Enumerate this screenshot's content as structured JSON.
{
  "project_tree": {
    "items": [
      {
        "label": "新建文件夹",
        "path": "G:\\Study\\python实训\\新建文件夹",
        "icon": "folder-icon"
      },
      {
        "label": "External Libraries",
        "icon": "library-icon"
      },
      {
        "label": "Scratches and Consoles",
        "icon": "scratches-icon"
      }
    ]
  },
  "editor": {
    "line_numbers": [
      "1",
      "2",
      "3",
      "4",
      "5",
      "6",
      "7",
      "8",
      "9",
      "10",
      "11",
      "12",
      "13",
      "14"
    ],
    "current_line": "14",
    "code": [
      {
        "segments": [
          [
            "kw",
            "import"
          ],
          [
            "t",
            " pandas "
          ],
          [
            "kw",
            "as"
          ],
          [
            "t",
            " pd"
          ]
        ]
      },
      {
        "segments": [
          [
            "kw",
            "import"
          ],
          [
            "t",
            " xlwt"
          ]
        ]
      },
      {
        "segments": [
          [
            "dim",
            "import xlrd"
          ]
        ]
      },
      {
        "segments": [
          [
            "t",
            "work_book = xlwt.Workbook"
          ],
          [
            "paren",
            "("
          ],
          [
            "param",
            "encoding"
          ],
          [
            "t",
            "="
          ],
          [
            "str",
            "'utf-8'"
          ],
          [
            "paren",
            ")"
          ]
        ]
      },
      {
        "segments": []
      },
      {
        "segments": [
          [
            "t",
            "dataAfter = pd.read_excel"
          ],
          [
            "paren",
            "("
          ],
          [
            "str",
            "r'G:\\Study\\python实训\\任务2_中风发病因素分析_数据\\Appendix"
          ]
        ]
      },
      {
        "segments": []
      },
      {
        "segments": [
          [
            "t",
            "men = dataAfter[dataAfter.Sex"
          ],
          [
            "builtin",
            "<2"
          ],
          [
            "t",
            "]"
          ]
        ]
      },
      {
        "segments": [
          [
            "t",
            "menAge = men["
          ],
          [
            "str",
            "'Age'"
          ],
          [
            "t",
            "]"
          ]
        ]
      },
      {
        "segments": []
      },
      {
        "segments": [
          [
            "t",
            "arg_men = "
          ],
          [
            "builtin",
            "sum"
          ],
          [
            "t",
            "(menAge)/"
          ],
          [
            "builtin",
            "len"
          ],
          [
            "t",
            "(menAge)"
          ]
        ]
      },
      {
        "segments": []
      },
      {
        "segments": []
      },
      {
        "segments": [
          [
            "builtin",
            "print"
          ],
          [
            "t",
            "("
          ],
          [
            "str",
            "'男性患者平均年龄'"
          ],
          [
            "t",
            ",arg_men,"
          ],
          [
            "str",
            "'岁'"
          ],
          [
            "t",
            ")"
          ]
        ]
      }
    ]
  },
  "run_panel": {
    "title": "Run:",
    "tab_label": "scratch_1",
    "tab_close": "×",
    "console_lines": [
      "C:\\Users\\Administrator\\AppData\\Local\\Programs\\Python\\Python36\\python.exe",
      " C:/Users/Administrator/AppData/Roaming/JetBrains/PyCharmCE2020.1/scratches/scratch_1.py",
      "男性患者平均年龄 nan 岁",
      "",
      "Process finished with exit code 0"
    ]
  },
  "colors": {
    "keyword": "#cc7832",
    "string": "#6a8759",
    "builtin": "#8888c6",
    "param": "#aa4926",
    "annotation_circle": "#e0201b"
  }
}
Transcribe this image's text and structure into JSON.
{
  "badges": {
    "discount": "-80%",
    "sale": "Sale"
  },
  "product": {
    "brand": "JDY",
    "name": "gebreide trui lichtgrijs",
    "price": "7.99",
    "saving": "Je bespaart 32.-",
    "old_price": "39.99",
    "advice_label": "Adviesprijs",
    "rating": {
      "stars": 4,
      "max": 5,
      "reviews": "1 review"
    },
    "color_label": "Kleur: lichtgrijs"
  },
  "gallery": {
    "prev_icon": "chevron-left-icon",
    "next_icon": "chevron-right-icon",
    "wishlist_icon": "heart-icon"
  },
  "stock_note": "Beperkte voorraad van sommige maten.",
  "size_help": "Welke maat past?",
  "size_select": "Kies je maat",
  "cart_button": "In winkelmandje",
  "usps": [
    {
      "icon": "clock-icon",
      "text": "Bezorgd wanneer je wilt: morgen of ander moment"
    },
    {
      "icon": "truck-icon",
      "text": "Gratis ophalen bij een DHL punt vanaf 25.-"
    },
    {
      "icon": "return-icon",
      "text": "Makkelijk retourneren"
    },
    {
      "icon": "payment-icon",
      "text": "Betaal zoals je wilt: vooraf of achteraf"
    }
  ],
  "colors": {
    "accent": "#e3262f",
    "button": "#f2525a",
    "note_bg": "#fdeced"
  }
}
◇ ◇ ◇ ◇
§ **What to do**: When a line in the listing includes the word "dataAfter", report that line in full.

§ **Answer to the problem**:
            "dataAfter = pd.read_excel"
            "men = dataAfter[dataAfter.Sex"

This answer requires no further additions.